Task item: The entries that follow are to be duplicated in full, character for character.

:::::

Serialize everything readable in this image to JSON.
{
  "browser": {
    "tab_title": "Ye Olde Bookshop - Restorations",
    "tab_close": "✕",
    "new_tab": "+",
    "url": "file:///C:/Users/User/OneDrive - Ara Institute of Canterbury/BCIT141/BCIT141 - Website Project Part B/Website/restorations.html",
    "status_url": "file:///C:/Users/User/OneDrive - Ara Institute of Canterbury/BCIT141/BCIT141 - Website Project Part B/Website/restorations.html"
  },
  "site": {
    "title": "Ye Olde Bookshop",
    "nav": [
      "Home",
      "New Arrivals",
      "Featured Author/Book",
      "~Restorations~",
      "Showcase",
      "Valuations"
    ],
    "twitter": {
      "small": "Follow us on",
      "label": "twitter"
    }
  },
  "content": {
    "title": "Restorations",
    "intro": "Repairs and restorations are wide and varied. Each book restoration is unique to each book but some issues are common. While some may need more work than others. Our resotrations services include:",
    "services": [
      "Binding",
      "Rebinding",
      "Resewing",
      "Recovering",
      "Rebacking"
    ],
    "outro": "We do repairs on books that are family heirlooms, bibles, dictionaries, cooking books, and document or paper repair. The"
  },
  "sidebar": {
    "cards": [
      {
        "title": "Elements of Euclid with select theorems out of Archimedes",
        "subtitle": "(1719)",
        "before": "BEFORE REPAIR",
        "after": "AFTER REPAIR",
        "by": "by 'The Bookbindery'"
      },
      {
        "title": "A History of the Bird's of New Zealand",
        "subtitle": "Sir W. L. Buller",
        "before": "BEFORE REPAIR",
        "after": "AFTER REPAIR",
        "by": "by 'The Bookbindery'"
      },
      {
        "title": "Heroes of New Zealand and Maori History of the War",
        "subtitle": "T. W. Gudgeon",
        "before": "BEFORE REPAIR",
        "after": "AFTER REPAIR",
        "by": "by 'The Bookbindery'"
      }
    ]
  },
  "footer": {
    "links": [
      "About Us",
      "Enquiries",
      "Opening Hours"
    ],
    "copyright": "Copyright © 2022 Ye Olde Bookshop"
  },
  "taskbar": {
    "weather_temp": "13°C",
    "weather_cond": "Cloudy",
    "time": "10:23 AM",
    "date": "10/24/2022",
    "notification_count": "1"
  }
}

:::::

Output for this task:
Serialize everything readable in this image to JSON.
{
  "browser": {
    "tab_title": "Ye Olde Bookshop - Restorations",
    "tab_close": "✕",
    "new_tab": "+",
    "url": "file:///C:/Users/User/OneDrive - Ara Institute of Canterbury/BCIT141/BCIT141 - Website Project Part B/Website/restorations.html",
    "status_url": "file:///C:/Users/User/OneDrive - Ara Institute of Canterbury/BCIT141/BCIT141 - Website Project Part B/Website/restorations.html"
  },
  "site": {
    "title": "Ye Olde Bookshop",
    "nav": [
      "Home",
      "New Arrivals",
      "Featured Author/Book",
      "~Restorations~",
      "Showcase",
      "Valuations"
    ],
    "twitter": {
      "small": "Follow us on",
      "label": "twitter"
    }
  },
  "content": {
    "title": "Restorations",
    "intro": "Repairs and restorations are wide and varied. Each book restoration is unique to each book but some issues are common. While some may need more work than others. Our resotrations services include:",
    "services": [
      "Binding",
      "Rebinding",
      "Resewing",
      "Recovering",
      "Rebacking"
    ],
    "outro": "We do repairs on books that are family heirlooms, bibles, dictionaries, cooking books, and document or paper repair. The"
  },
  "sidebar": {
    "cards": [
      {
        "title": "Elements of Euclid with select theorems out of Archimedes",
        "subtitle": "(1719)",
        "before": "BEFORE REPAIR",
        "after": "AFTER REPAIR",
        "by": "by 'The Bookbindery'"
      },
      {
        "title": "A History of the Bird's of New Zealand",
        "subtitle": "Sir W. L. Buller",
        "before": "BEFORE REPAIR",
        "after": "AFTER REPAIR",
        "by": "by 'The Bookbindery'"
      },
      {
        "title": "Heroes of New Zealand and Maori History of the War",
        "subtitle": "T. W. Gudgeon",
        "before": "BEFORE REPAIR",
        "after": "AFTER REPAIR",
        "by": "by 'The Bookbindery'"
      }
    ]
  },
  "footer": {
    "links": [
      "About Us",
      "Enquiries",
      "Opening Hours"
    ],
    "copyright": "Copyright © 2022 Ye Olde Bookshop"
  },
  "taskbar": {
    "weather_temp": "13°C",
    "weather_cond": "Cloudy",
    "time": "10:23 AM",
    "date": "10/24/2022",
    "notification_count": "1"
  }
}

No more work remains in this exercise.